**GOAL OF THE EXERCISE:**
Give back the whole listing verbatim, printing none of its pictures.

**RECORDS FOR THE EXERCISE:**
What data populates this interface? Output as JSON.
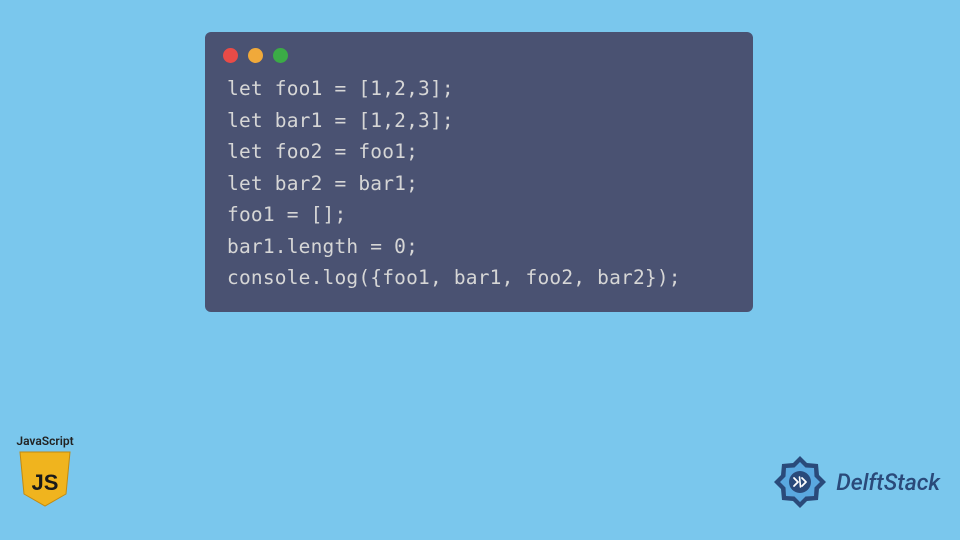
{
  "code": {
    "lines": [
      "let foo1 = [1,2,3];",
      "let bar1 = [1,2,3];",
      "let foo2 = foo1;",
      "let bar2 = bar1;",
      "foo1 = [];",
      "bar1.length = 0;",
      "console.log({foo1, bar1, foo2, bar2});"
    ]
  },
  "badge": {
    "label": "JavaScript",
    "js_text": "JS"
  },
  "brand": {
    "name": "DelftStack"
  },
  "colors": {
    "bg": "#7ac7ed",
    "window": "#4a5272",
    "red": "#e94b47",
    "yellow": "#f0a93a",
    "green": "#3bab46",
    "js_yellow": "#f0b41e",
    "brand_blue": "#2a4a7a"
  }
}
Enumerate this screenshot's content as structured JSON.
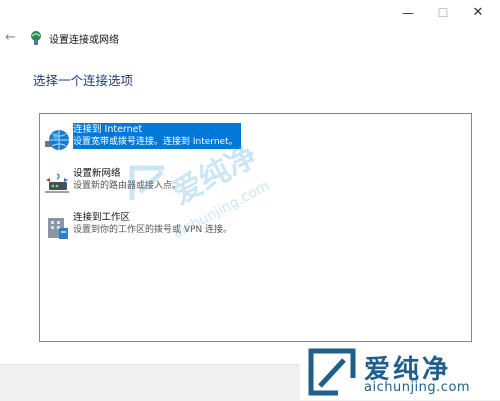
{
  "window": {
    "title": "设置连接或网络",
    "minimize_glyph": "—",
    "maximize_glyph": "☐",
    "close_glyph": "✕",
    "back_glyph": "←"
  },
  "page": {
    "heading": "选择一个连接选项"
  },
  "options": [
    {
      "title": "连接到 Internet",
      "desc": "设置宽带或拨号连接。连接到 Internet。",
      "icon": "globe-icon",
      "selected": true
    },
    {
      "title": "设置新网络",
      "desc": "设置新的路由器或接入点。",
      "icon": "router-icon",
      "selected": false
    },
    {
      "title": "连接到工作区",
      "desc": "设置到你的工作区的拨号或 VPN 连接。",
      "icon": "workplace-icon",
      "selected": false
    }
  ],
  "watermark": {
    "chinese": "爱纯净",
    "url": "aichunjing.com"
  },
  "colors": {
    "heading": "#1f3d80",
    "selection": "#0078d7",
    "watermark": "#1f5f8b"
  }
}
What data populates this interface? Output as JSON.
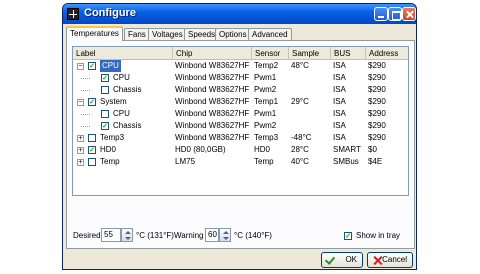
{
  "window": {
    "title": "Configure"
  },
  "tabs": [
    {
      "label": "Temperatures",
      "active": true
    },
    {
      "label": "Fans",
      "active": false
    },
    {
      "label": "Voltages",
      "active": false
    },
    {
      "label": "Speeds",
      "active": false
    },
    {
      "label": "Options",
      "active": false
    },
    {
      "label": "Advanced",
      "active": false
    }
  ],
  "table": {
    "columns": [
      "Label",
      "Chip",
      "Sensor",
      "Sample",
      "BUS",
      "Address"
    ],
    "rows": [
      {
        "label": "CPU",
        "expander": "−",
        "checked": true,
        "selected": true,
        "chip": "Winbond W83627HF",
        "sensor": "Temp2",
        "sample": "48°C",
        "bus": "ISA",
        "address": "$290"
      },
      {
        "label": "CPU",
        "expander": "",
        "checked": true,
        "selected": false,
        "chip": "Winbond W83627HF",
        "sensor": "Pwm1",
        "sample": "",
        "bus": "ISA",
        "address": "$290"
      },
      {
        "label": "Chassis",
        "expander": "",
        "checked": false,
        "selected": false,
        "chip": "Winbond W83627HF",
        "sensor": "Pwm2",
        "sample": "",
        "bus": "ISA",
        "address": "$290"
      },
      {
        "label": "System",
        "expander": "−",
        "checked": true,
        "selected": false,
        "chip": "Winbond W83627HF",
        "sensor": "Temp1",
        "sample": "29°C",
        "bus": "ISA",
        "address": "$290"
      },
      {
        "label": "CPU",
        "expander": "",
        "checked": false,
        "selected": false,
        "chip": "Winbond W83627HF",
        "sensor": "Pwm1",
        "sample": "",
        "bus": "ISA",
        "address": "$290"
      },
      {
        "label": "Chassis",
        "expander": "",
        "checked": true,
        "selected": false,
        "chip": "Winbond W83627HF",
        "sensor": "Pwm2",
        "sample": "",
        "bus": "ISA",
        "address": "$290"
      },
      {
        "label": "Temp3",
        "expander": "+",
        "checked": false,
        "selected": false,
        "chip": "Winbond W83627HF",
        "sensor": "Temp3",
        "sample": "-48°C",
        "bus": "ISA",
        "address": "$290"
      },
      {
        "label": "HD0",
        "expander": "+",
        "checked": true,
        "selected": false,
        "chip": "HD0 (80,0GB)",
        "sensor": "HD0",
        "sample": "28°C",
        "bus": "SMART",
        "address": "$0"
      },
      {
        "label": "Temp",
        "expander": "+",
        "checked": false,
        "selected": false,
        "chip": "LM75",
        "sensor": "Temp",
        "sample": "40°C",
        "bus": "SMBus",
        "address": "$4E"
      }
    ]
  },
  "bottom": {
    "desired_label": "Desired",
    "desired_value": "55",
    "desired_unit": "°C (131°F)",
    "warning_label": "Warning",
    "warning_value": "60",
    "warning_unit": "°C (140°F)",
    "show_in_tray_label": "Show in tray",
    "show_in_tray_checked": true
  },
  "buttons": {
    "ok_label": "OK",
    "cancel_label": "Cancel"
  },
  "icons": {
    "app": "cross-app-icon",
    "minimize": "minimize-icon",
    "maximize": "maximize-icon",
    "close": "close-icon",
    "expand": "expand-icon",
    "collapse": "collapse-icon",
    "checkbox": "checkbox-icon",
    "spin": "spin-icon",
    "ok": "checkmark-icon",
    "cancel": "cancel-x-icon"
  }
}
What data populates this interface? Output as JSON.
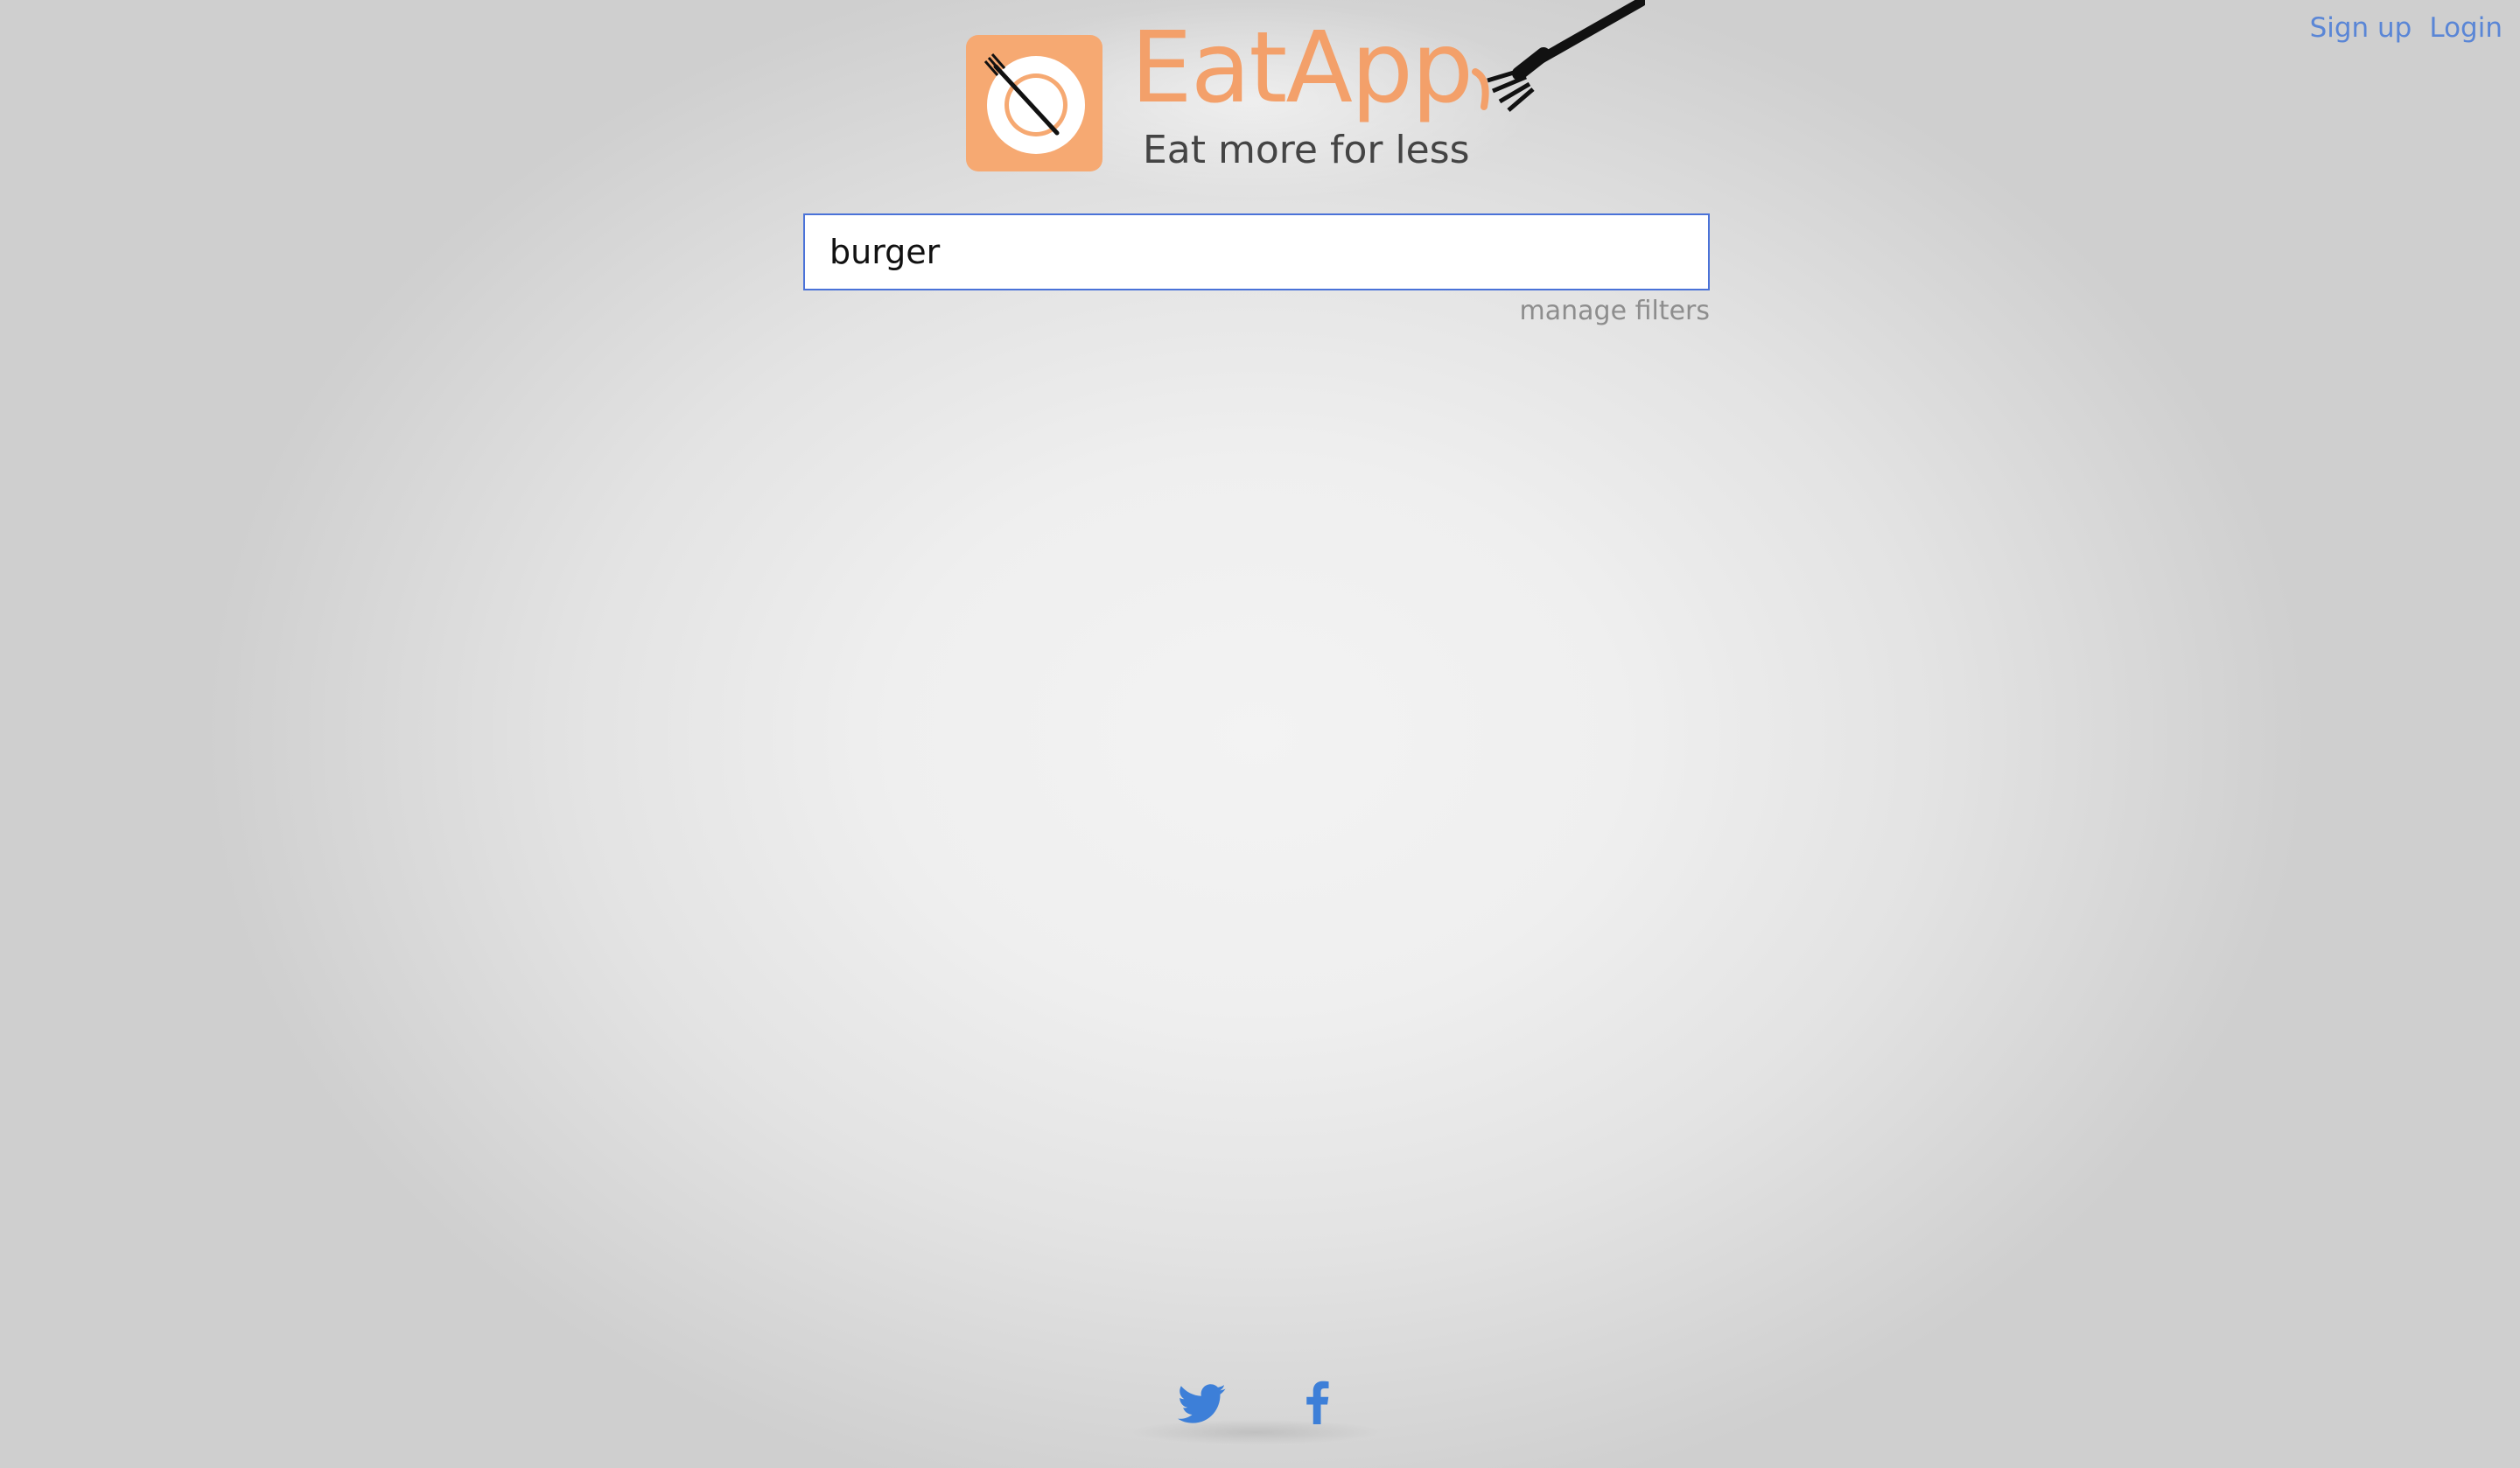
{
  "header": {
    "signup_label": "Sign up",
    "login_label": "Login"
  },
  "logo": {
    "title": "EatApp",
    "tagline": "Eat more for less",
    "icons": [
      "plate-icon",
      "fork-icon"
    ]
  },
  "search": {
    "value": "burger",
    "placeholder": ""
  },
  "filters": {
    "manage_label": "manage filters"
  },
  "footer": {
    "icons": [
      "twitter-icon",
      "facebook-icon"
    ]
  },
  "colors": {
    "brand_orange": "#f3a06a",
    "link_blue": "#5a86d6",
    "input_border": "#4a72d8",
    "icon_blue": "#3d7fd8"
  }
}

**ANSWER AREA:**
What data populates this interface? Output as JSON.
{
  "code": {
    "lines": [
      "let foo1 = [1,2,3];",
      "let bar1 = [1,2,3];",
      "let foo2 = foo1;",
      "let bar2 = bar1;",
      "foo1 = [];",
      "bar1.length = 0;",
      "console.log({foo1, bar1, foo2, bar2});"
    ]
  },
  "badge": {
    "label": "JavaScript",
    "js_text": "JS"
  },
  "brand": {
    "name": "DelftStack"
  },
  "colors": {
    "bg": "#7ac7ed",
    "window": "#4a5272",
    "red": "#e94b47",
    "yellow": "#f0a93a",
    "green": "#3bab46",
    "js_yellow": "#f0b41e",
    "brand_blue": "#2a4a7a"
  }
}
Enumerate this screenshot's content as structured JSON.
{
  "window": {
    "title": "设置连接或网络",
    "minimize_glyph": "—",
    "maximize_glyph": "☐",
    "close_glyph": "✕",
    "back_glyph": "←"
  },
  "page": {
    "heading": "选择一个连接选项"
  },
  "options": [
    {
      "title": "连接到 Internet",
      "desc": "设置宽带或拨号连接。连接到 Internet。",
      "icon": "globe-icon",
      "selected": true
    },
    {
      "title": "设置新网络",
      "desc": "设置新的路由器或接入点。",
      "icon": "router-icon",
      "selected": false
    },
    {
      "title": "连接到工作区",
      "desc": "设置到你的工作区的拨号或 VPN 连接。",
      "icon": "workplace-icon",
      "selected": false
    }
  ],
  "watermark": {
    "chinese": "爱纯净",
    "url": "aichunjing.com"
  },
  "colors": {
    "heading": "#1f3d80",
    "selection": "#0078d7",
    "watermark": "#1f5f8b"
  }
}
What data populates this interface? Output as JSON.
{
  "window": {
    "title": "Configure"
  },
  "tabs": [
    {
      "label": "Temperatures",
      "active": true
    },
    {
      "label": "Fans",
      "active": false
    },
    {
      "label": "Voltages",
      "active": false
    },
    {
      "label": "Speeds",
      "active": false
    },
    {
      "label": "Options",
      "active": false
    },
    {
      "label": "Advanced",
      "active": false
    }
  ],
  "table": {
    "columns": [
      "Label",
      "Chip",
      "Sensor",
      "Sample",
      "BUS",
      "Address"
    ],
    "rows": [
      {
        "label": "CPU",
        "expander": "−",
        "checked": true,
        "selected": true,
        "chip": "Winbond W83627HF",
        "sensor": "Temp2",
        "sample": "48°C",
        "bus": "ISA",
        "address": "$290"
      },
      {
        "label": "CPU",
        "expander": "",
        "checked": true,
        "selected": false,
        "chip": "Winbond W83627HF",
        "sensor": "Pwm1",
        "sample": "",
        "bus": "ISA",
        "address": "$290"
      },
      {
        "label": "Chassis",
        "expander": "",
        "checked": false,
        "selected": false,
        "chip": "Winbond W83627HF",
        "sensor": "Pwm2",
        "sample": "",
        "bus": "ISA",
        "address": "$290"
      },
      {
        "label": "System",
        "expander": "−",
        "checked": true,
        "selected": false,
        "chip": "Winbond W83627HF",
        "sensor": "Temp1",
        "sample": "29°C",
        "bus": "ISA",
        "address": "$290"
      },
      {
        "label": "CPU",
        "expander": "",
        "checked": false,
        "selected": false,
        "chip": "Winbond W83627HF",
        "sensor": "Pwm1",
        "sample": "",
        "bus": "ISA",
        "address": "$290"
      },
      {
        "label": "Chassis",
        "expander": "",
        "checked": true,
        "selected": false,
        "chip": "Winbond W83627HF",
        "sensor": "Pwm2",
        "sample": "",
        "bus": "ISA",
        "address": "$290"
      },
      {
        "label": "Temp3",
        "expander": "+",
        "checked": false,
        "selected": false,
        "chip": "Winbond W83627HF",
        "sensor": "Temp3",
        "sample": "-48°C",
        "bus": "ISA",
        "address": "$290"
      },
      {
        "label": "HD0",
        "expander": "+",
        "checked": true,
        "selected": false,
        "chip": "HD0 (80,0GB)",
        "sensor": "HD0",
        "sample": "28°C",
        "bus": "SMART",
        "address": "$0"
      },
      {
        "label": "Temp",
        "expander": "+",
        "checked": false,
        "selected": false,
        "chip": "LM75",
        "sensor": "Temp",
        "sample": "40°C",
        "bus": "SMBus",
        "address": "$4E"
      }
    ]
  },
  "bottom": {
    "desired_label": "Desired",
    "desired_value": "55",
    "desired_unit": "°C (131°F)",
    "warning_label": "Warning",
    "warning_value": "60",
    "warning_unit": "°C (140°F)",
    "show_in_tray_label": "Show in tray",
    "show_in_tray_checked": true
  },
  "buttons": {
    "ok_label": "OK",
    "cancel_label": "Cancel"
  },
  "icons": {
    "app": "cross-app-icon",
    "minimize": "minimize-icon",
    "maximize": "maximize-icon",
    "close": "close-icon",
    "expand": "expand-icon",
    "collapse": "collapse-icon",
    "checkbox": "checkbox-icon",
    "spin": "spin-icon",
    "ok": "checkmark-icon",
    "cancel": "cancel-x-icon"
  }
}
What data populates this interface? Output as JSON.
{
  "header": {
    "signup_label": "Sign up",
    "login_label": "Login"
  },
  "logo": {
    "title": "EatApp",
    "tagline": "Eat more for less",
    "icons": [
      "plate-icon",
      "fork-icon"
    ]
  },
  "search": {
    "value": "burger",
    "placeholder": ""
  },
  "filters": {
    "manage_label": "manage filters"
  },
  "footer": {
    "icons": [
      "twitter-icon",
      "facebook-icon"
    ]
  },
  "colors": {
    "brand_orange": "#f3a06a",
    "link_blue": "#5a86d6",
    "input_border": "#4a72d8",
    "icon_blue": "#3d7fd8"
  }
}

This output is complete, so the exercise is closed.